More from the recently discovered bible codices
We are still waiting for the recently discoveries of long-hidden bible codices to be fully examined for authenticity before we make up our minds. This is either a very elaborate hoax, or, one of the most amazing discoveries since the days of the apostles. Is it possible that as we near the End of Days the bible has long talked about, that God is allowing these artifacts to be discovered as further proof of the truth of the bible? We don’t know. But we will continue to report on the amazing story as it unfolds, and let you read and decide for yourself.
Is this a portrait of Jesus?
The image is eerily familiar: a bearded young man with flowing curly hair. After lying for nearly 2,000 years hidden in a cave in the Holy Land, the fine detail is difficult to determine. But in a certain light it is not difficult to interpret the marks around the figure’s brow as a crown of thorns.
If genuine, this could be the first-ever portrait of Jesus Christ, possibly even created in the lifetime of those who knew him.
The extraordinary picture of one of the recently discovered hoard of up to 70 lead codices – booklets – found in a cave in the hills overlooking the Sea of Galilee is one reason Bible historians are clamouring to get their hands on the ancient artifacts. The tiny booklet, a little smaller than a modern credit card, is sealed on all sides and has a three-dimensional representation of a human head on both the front and the back. One appears to have a beard and the other is without. Even the maker’s fingerprint can be seen in the lead impression. Beneath both figures is a line of as-yet undeciphered text in an ancient Hebrew script.
Astonishingly, one of the booklets appears to bear the words ‘Saviour of Israel’ – one of the few phrases so far translated.
The owner of the cache is Bedouin trucker Hassan Saida who lives in the Arab village of Umm al-Ghanim, Shibli.

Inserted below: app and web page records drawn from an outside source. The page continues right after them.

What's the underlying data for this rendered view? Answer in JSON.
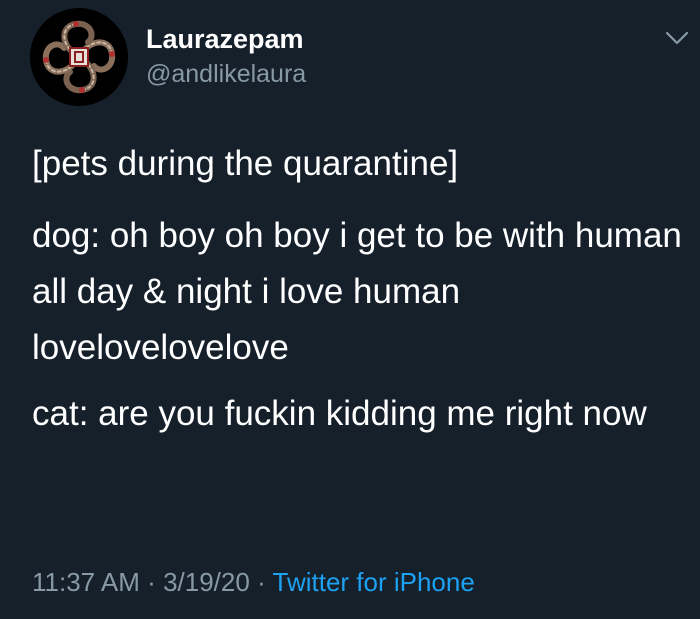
{
  "author": {
    "display_name": "Laurazepam",
    "handle": "@andlikelaura",
    "avatar_icon": "coiled-snakes-avatar"
  },
  "menu": {
    "icon": "chevron-down-icon"
  },
  "tweet": {
    "paragraphs": [
      "[pets during the quarantine]",
      "dog: oh boy oh boy i get to be with human all day & night i love human lovelovelovelove",
      "cat: are you fuckin kidding me right now"
    ]
  },
  "meta": {
    "time": "11:37 AM",
    "separator": "·",
    "date": "3/19/20",
    "source": "Twitter for iPhone"
  },
  "colors": {
    "background": "#15202b",
    "text_primary": "#ffffff",
    "text_secondary": "#8899a6",
    "link": "#1da1f2"
  }
}
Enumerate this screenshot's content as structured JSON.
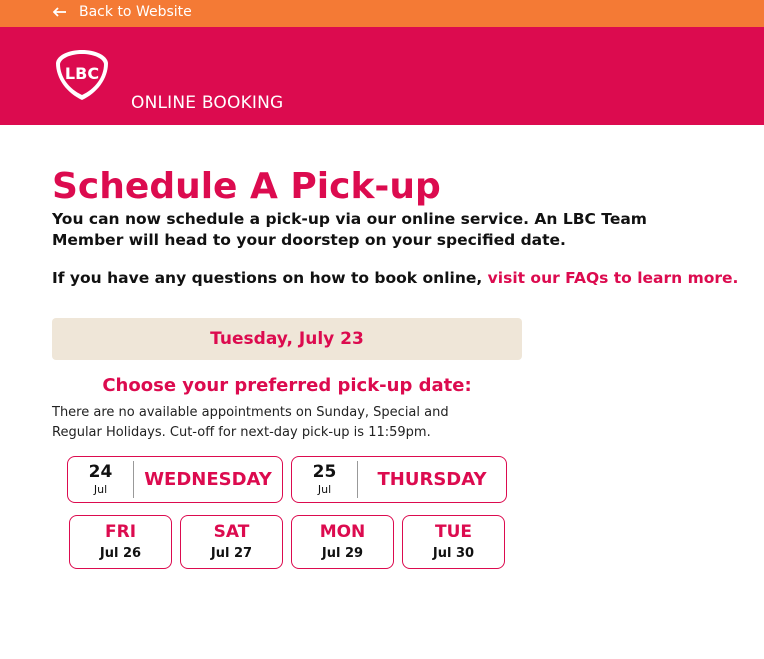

He has refused to sell the booklets but two samples were sent to England and Switzerland for testing. A Mail on Sunday investigation has revealed that the artifacts were originally found in a cave in the village of Saham in Jordan, close to where Israel, Jordan and Syria’s Golan Heights converge – and within three miles of the Israeli spa and hot springs of Hamat Gader, a religious site for thousands of years.
The debate over whether these booklets are genuine and, if so, whether they represent the first known artifacts of the early Christian church or the first stirrings of mystical Kabbalah will undoubtedly rage for years to come. The director of Jordan’s Department of Antiquities, Ziad al-Saad, has few doubts. He believes they may indeed have been made by followers of Jesus in the few decades immediately following his crucifixion.
‘They will really match, and perhaps be more significant than, the Dead Sea Scrolls,’ he says. ‘The initial information is very encouraging and it seems that we are looking at a very important and significant discovery – maybe the most important discovery in the history of archaeology.’
If he is right, then we really may be gazing at the face of Jesus Christ.